In Memoriam: George C. Stephens

George C. Stephens

Professor George C. Stephens, alumnus and beloved professor at GWU for more than 31 years, passed away on November 2, 2009.  The following tribute appeared in GW Today.

George was a teacher who cared deeply about his students.  Academically rigorous but with an obvious concern for the individual needs of every student, George was revered by students who grew accustomed to his folksy stories and the obvious delight he took from studying the natural world and explaining relationships to his classes.  His personal warmth and sincere demeanor earned him genuine affection and respect from his classes year after year.  Nearly every fall when he taught his Structural Geology course, he would find a student or two who were generally unqualified for the subject matter at hand but who enrolled in the course simply to relish the experience of being taught by such a kindhearted and sincere instructor.  Typically, George would shepherd them along with personal attention and make sure that their academic experience was both positive and enriching.

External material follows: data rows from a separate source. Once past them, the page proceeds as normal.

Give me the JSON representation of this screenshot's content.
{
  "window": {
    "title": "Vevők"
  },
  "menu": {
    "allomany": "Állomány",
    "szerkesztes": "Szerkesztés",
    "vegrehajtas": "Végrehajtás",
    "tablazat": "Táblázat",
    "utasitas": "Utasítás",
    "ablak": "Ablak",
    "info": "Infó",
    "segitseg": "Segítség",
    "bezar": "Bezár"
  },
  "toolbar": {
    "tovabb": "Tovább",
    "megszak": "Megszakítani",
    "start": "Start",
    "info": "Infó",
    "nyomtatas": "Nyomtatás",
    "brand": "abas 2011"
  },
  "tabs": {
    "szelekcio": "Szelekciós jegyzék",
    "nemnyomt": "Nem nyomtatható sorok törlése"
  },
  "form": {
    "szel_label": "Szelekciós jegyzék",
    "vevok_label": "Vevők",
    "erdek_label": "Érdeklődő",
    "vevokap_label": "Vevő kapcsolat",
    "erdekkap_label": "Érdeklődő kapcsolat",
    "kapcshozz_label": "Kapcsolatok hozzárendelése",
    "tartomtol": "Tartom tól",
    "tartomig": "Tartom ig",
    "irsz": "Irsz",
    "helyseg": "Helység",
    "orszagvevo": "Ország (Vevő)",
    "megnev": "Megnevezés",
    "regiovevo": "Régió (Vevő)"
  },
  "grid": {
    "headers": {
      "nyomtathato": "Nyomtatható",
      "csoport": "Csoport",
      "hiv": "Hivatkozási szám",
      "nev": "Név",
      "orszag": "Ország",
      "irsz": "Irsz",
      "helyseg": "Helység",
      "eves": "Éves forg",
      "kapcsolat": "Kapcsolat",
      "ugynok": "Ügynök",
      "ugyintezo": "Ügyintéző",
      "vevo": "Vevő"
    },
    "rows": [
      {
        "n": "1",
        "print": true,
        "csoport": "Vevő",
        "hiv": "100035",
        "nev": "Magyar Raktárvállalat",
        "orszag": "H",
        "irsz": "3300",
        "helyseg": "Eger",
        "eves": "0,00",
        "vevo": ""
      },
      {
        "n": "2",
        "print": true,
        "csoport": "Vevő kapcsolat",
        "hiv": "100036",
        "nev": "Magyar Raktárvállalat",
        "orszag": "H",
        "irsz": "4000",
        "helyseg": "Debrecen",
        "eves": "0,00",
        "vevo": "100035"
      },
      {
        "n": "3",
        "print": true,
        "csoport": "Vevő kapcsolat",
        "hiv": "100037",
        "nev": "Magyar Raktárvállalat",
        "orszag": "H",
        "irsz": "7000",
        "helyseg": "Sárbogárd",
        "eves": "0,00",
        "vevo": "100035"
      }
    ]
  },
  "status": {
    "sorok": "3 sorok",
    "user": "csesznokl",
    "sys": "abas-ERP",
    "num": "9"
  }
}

George was an accomplished, field based geologist with a wide range of scientific interests.  His primary field of specialization was structural geology, a field to which he made important and long lasting contributions through his studies of deformation mechanisms in complexly folded and faulted Ordovician strata in Pennsylvania.  Several decades later, his work is still routinely referenced in the scientific literature as the starting point for any similar studies, which is a rarity in the present era of fast-paced, quickly-improved-upon scientific investigations.  George’s interests led him to undertake many other types of research that allowed him to apply his ample geological skills.  Among these are studies of glacial deposits in Spitsbergen and elsewhere where he and colleagues used their sleuthing skills to decipher the presence and type of mineral deposits upstream in the glacial passageways.  He also worked at the Sterling mine in New Jersey, a location famous around the world for its fluorescent minerals, striving to understand the complex structural history of the area and solve the mystery of the “missing” portion of the ore body.  In recent years, he collaborated on forensic studies, continually breaking new ground by applying his knowledge of geological materials and techniques to assist in a wide range of forensic studies.  All through his career, however, George resisted the ultraspecialization that is almost universally expected of contempoary scientists, opting instead for using his nearly limitless curiosity as a guide toward taking on the problems that his constantly inquisitive nature uncovered.

George’s wide interests also led him to forge a broad range of experiences while teaching at GWU.  He managed a scientific program at the National Science Foundation and, in addition, served as a technical reviewer and member of scientific review panels.  He created curriculum and taught hands-on exercises and field trips for science teachers from the District of Columbia system.  He was part of the first wave of faculty who recognized the importance of the Mount Vernon campus to the intellectual pulse of the University by teaching courses there many times during the first years of GWU’s integration of the facility.  He was chair for the Geology Department for nearly a decade and served as a dean in Columbian College.  More recently, he enjoyed his involvement as Deputy Director of the University Honors Program, a position in which he somehow found the time to develop new and highly innovative curriculum which he himself taught with other colleagues.

These impressive accomplishments notwithstanding, George was best known throughout his career as the person to whom students and faculty alike could go for honest conversation and good advice.  He kept the door to his office always open and welcomed visitors at any time.  When a student or faculty colleague sat in the chair next to his desk, which was the only vacant space in his office realm, they knew that they had the undivided attention of a good and thoughtful individual who would listen studiously, cogitate carefully, and offer perceptive insights in return.

For George, education of any kind was always about the people he was teaching and, for that reason, one of his most important legacies is certainly the very long list of former students who experienced the very best aspects of teaching in and out of the classroom day after day, year after year.  With self-deprecating humor and endless anecdotes about his early days in geology, meshed with his many geological accomplishments and broad background of research experiences, George was a lustrous example of both the very best kind of educator at the university level and the type of decent and honest person that every parent hopes their children will grow up to be.


George and His Students through the Years

George and His Students through the Years